Interested? Contact Diane Doran or Michelle Mayes. Include "Hospitality Ministry" in the subject line.

Join Our Member Directory!

Join Our Member Directory!

Our new Associate Rector, Emily Williams Guffey, is enjoying getting to know everyone in our congregation. Help her put names and faces together by adding yourself to our online directory!

If you are a member of All Saints' and haven't already registered for the directory, please contact our resident web guru Jim Crandall at and he will send a user name, password, and instructions.

Love on a Plate

Love on a Plate

Join the All Saints' Care Ministry! 

casseroleThe Care Ministry at All Saints' is a quiet one, simply providing meals after a new baby arrives, after surgery, during an illness. Because when life gets complicated, dinner is often the last thing on our minds--but sometimes a meal and visit from a friend is exactly what we need!

If you can provide a meal, give someone a ride, or run an errand once in awhile, please email You'll be contacted when a need arises and you can sign up to help at your convenience.


Donate to The 1883 Project

Donate to The 1883 Project

Please consider supporting the restoration project of our historic building. To make a donation, click here

1883 Construction web 

This OLD Church

This OLD Church

This week’s stories of the bell tower: The beams and posts in the bell tower are being filled with epoxy and fungicide to prevent future insect damage and to restore their strength and integrity. Here are some photos of the work currently taking place. Everywhere you see white is where the post or beam is being rebuilt, restored and protected.
The blue hue in the photo is from the tarp surrounding the bell tower enabling Ron Young and his crew to continue working in the dropping temperatures.
Fixing This Old Church

Fixing This Old Church

Here is a collection of photos of the progress of our 1883 Project. Here is a collection of bell tower photos. Check back often for updates.

Sunday Service Times

8:00 am Inclusive Language Eucharist
9:00 am Holy Eucharist with Choir
10:00 am Children's Church School
10:00 am Coffee Hour
11:00 am Holy Eucharist with Choir


Contact Us

4550 N. Hermitage in Chicago, IL 60640 (Directions)

Phone (773) 561-0111


Information about pastoral care.



Bonnie on Huffington Post

Occasionally Bonnie's sermons are published on the Huffington Post. Here are some links.

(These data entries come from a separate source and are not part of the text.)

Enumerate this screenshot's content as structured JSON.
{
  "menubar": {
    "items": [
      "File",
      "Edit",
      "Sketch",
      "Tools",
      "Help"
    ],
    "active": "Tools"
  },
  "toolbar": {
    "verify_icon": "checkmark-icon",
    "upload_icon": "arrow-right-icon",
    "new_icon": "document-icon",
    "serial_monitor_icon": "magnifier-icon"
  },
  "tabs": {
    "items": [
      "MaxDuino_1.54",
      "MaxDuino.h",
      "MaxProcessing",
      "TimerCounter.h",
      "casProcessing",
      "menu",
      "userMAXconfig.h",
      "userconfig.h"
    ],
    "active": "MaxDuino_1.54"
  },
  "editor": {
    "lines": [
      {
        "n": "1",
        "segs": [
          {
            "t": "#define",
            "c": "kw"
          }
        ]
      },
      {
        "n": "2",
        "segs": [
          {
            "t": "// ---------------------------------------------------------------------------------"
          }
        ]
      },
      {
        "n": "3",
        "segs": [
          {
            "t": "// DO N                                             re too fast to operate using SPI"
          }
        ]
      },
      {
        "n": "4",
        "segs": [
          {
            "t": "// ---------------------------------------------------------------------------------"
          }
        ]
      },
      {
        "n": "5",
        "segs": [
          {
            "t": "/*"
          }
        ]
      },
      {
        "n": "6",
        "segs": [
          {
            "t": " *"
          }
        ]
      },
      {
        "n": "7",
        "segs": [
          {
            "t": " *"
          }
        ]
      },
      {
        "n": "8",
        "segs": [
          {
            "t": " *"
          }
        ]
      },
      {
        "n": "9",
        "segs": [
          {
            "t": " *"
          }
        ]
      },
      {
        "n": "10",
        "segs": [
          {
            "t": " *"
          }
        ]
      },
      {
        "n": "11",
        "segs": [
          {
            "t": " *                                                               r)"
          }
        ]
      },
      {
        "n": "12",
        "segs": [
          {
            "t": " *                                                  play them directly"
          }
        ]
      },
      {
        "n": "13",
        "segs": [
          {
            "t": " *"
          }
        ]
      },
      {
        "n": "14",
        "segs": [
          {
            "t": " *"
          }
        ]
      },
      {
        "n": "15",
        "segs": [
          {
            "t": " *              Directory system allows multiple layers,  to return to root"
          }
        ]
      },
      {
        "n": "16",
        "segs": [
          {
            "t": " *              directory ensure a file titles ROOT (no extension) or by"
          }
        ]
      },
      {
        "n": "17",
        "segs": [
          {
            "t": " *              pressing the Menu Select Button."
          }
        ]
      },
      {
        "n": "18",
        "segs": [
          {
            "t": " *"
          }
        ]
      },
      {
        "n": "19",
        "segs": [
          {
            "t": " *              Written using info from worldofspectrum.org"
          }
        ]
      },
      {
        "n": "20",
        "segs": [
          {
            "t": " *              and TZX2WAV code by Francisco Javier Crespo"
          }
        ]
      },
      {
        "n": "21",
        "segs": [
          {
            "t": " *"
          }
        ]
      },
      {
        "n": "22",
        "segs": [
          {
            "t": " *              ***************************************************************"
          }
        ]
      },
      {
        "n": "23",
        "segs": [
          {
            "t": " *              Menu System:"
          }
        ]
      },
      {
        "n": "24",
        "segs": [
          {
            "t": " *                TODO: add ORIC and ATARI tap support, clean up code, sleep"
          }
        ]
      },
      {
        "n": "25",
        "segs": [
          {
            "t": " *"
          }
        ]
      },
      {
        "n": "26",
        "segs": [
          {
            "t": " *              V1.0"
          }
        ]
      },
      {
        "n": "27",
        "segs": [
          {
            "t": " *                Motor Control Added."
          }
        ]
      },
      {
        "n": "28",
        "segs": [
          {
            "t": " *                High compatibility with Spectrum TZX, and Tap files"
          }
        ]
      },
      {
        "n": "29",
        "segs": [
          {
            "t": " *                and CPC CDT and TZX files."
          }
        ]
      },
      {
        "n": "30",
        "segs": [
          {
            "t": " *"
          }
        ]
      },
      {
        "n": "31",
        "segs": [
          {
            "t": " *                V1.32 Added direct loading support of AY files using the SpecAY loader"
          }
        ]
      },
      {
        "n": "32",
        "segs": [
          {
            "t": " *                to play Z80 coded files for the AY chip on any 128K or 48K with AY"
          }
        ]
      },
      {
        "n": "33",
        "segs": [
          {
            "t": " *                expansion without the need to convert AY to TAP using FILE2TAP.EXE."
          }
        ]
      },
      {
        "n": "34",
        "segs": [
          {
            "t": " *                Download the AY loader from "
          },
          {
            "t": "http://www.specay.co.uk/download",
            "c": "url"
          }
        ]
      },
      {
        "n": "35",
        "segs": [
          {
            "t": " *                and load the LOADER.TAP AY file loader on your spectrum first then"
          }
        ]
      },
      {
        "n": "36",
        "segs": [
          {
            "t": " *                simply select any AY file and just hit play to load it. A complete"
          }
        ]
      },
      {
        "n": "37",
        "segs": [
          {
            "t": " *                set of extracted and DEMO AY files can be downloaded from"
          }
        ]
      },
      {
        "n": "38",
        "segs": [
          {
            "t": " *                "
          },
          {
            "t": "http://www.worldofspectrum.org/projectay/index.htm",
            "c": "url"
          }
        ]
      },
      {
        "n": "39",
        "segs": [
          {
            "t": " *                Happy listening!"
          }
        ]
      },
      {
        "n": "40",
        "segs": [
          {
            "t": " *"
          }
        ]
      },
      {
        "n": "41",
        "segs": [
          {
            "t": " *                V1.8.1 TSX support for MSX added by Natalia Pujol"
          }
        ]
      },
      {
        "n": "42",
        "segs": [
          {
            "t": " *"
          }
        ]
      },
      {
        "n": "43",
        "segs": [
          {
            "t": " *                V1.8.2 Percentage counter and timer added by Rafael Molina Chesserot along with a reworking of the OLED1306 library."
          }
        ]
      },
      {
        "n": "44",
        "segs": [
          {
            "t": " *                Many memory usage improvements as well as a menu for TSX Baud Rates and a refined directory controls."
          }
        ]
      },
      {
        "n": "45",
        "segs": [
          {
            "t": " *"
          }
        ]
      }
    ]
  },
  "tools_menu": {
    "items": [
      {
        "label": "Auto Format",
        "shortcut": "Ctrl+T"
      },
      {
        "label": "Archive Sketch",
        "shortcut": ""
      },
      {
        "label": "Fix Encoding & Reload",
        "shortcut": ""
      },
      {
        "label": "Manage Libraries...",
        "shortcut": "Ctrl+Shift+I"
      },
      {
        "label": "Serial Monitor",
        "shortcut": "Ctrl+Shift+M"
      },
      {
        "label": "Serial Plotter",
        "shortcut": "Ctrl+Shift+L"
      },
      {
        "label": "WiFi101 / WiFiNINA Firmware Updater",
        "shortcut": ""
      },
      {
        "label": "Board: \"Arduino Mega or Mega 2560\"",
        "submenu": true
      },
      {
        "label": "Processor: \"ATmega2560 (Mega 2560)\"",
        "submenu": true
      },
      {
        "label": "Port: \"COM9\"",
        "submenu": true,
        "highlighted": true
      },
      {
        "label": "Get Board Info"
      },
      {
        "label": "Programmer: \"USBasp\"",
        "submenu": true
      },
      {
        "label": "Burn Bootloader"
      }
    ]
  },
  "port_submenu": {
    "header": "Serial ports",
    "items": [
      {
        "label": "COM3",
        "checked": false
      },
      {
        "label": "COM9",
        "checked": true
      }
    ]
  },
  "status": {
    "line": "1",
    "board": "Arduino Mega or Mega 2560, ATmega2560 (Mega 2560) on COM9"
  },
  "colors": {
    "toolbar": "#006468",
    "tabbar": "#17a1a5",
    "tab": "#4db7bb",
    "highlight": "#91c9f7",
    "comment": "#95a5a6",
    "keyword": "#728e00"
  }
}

Pain. Change. Hope.

November 15, 2015

What Does St. Francis of Assisi Have to Say to Us Today?

October 4, 2015

Wake Up Calls

September 6, 2015

Christmas Reminds Us That We, Like God, Are Human, Too

December 24, 2014

The Deep Sleep of Racial Oblivion: One Pastor's Sin of Omission

November 30, 2014

Pulpit Swap

The Pulpit Swap between St Thomas and All Saints is part of our ongoing effort to bring our parishes closer together as we engage in a conversation about systemic racism and how we can work together to forge new possibilities and outcomes.

Going Home—Changed

Pulpit Swap Sermon By The Rev Bonnie Perry of All Saints Episcopal Church on October 16, 2016.  

When Prayers Go Unanswered

Pulpit Swap Sermon By The Rev Dr Fulton L Porter celebrating at All Saints Episcopal Church on Oct16 2016.